Quantitative Easing is a form of monetary policy concocted during the Great Financial Crisis on November 25, 2008. It’s a strategy that allows a central bank to purchase long-term securities, bonds, or mortgage backed securities in order to inject artificial liquidity into the market and encourage more buying and lending. This liquidity injection serves to lower interest rates by bidding up fixed-income securities & expanding the Fed’s balance sheet (now sitting at a cool 23.3 trilly).
An increase of money supply provides banks with more liquidity to lend out and illuminates the elephant in the room: interest rates are essentially zero. With rates so low, with the possibility of going negative, the Fed can target specific assets to buy at virtually no risk. Since the genesis of Covid-19, the government announced a QE program injecting north of 700 billion, then extending the plan in June 2020 by committing to purchasing $80 billion worth of treasuries per month and $40 billion worth of mortgage backed securities. This type of hasty monetary policy is implemented when rates are declining to zero because the central banks are running out of options to convince the herd we’re still going up and right on the chart.
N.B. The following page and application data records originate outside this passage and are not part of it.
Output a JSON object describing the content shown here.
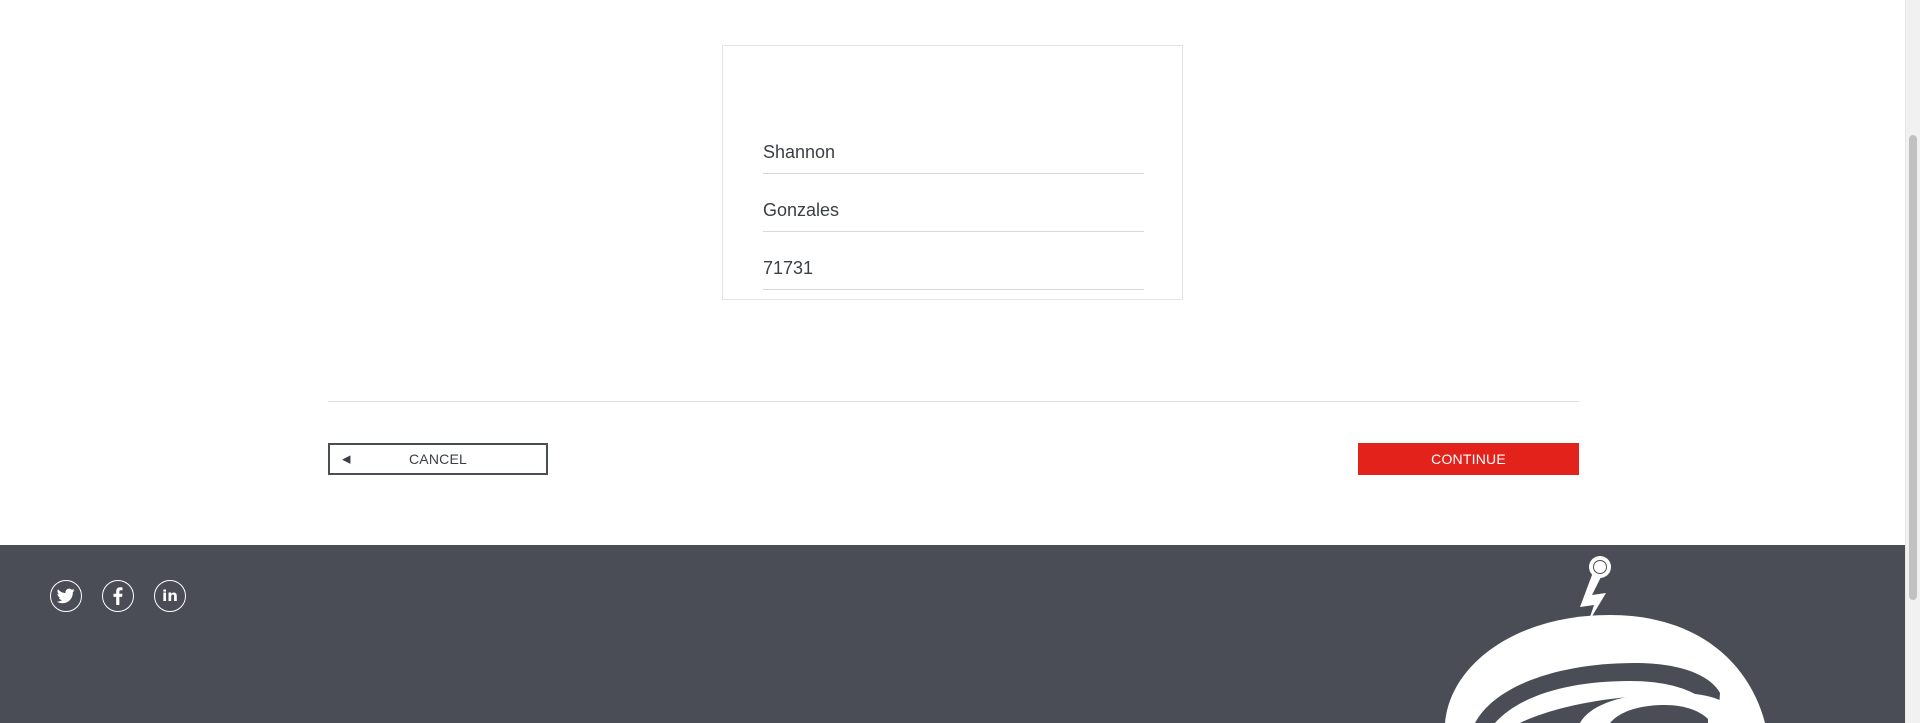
{
  "form": {
    "first_name": "Shannon",
    "last_name": "Gonzales",
    "zip": "71731"
  },
  "actions": {
    "cancel_label": "CANCEL",
    "cancel_icon": "◀",
    "continue_label": "CONTINUE"
  },
  "footer": {
    "social": [
      {
        "name": "twitter-icon"
      },
      {
        "name": "facebook-icon"
      },
      {
        "name": "linkedin-icon",
        "glyph": "in"
      }
    ]
  },
  "colors": {
    "accent": "#e3231b",
    "footer_bg": "#4a4d56",
    "text": "#3b3f46"
  }
}
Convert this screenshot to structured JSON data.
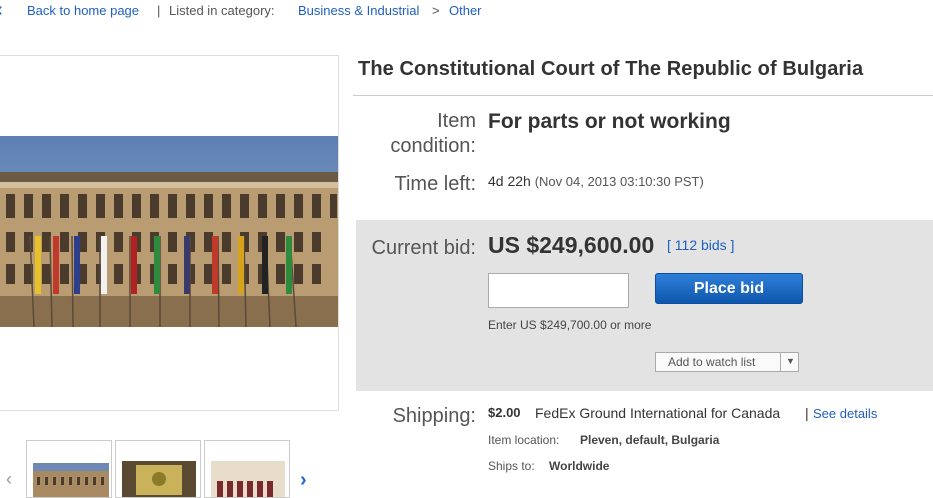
{
  "breadcrumb": {
    "back_label": "Back to home page",
    "divider": "|",
    "listed_label": "Listed in category:",
    "category": "Business & Industrial",
    "separator": ">",
    "subcategory": "Other"
  },
  "gallery": {
    "thumbnail_count": 3
  },
  "item": {
    "title": "The Constitutional Court of The Republic of Bulgaria",
    "condition_label_1": "Item",
    "condition_label_2": "condition:",
    "condition_value": "For parts or not working",
    "time_left_label": "Time left:",
    "time_left_value": "4d 22h",
    "end_date": "(Nov 04, 2013  03:10:30 PST)"
  },
  "bid": {
    "label": "Current bid:",
    "amount": "US $249,600.00",
    "bids_link": "[ 112 bids ]",
    "input_value": "",
    "place_bid_label": "Place bid",
    "note": "Enter US $249,700.00 or more",
    "watch_label": "Add to watch list"
  },
  "shipping": {
    "label": "Shipping:",
    "price": "$2.00",
    "method": "FedEx Ground International for Canada",
    "divider": "|",
    "details_link": "See details",
    "location_label": "Item location:",
    "location_value": "Pleven, default, Bulgaria",
    "ships_to_label": "Ships to:",
    "ships_to_value": "Worldwide"
  },
  "colors": {
    "link": "#1f5fbf",
    "button": "#0f57ae",
    "panel": "#e3e3e3"
  }
}
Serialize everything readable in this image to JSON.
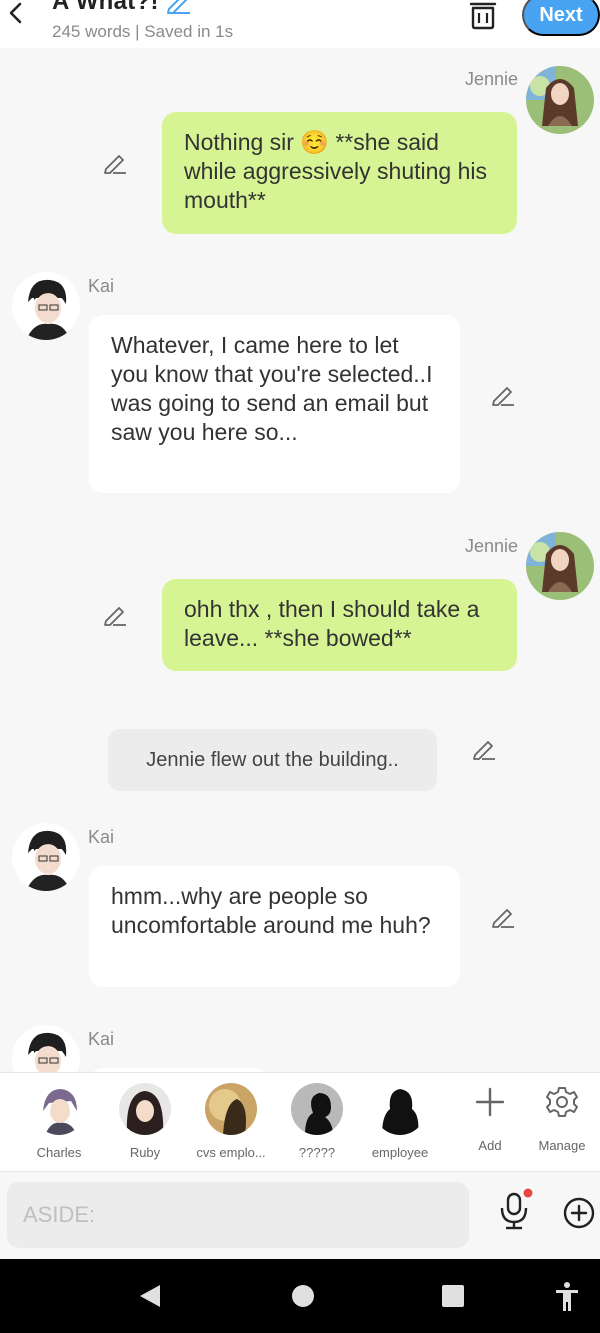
{
  "header": {
    "title": "A What?!",
    "subtitle": "245 words | Saved in 1s",
    "next_label": "Next"
  },
  "messages": [
    {
      "type": "me",
      "name": "Jennie",
      "text": "Nothing sir ☺️ **she said while aggressively shuting his mouth**"
    },
    {
      "type": "other",
      "name": "Kai",
      "text": "Whatever, I came here to let you know that you're selected..I was going to send an email but saw you here so..."
    },
    {
      "type": "me",
      "name": "Jennie",
      "text": "ohh thx , then I should take a leave... **she bowed**"
    },
    {
      "type": "narration",
      "text": "Jennie flew out the building.."
    },
    {
      "type": "other",
      "name": "Kai",
      "text": "hmm...why are people so uncomfortable around me huh?"
    },
    {
      "type": "other",
      "name": "Kai",
      "text": ""
    }
  ],
  "characters": [
    {
      "name": "Charles"
    },
    {
      "name": "Ruby"
    },
    {
      "name": "cvs emplo..."
    },
    {
      "name": "?????"
    },
    {
      "name": "employee"
    }
  ],
  "tools": {
    "add_label": "Add",
    "manage_label": "Manage"
  },
  "input": {
    "placeholder": "ASIDE:"
  },
  "icons": {
    "back": "chevron-left-icon",
    "title_edit": "pencil-icon",
    "trash": "trash-icon",
    "message_edit": "pencil-icon",
    "add": "plus-icon",
    "manage": "gear-icon",
    "mic": "microphone-icon",
    "more": "plus-circle-icon",
    "nav_back": "triangle-back-icon",
    "nav_home": "circle-home-icon",
    "nav_recents": "square-recents-icon",
    "accessibility": "accessibility-icon"
  },
  "colors": {
    "accent": "#48a4f2",
    "my_bubble": "#d6f493",
    "other_bubble": "#ffffff",
    "narration_bg": "#ececec",
    "background": "#f7f7f7",
    "mic_dot": "#e84545"
  }
}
Guess what happens when the Fed pumps money into long term securities? It creates inflation. all of the sudden your milk, beef and eggs at the grocery store go up in price and your phone bill starts looking like your car payment. While this clown show ensues, are we creating anything of substance? short answer: no. since we’re not creating anything new and there’s really no significant economic growth, we get stagflation.
[the -flation blog is coming, standby.]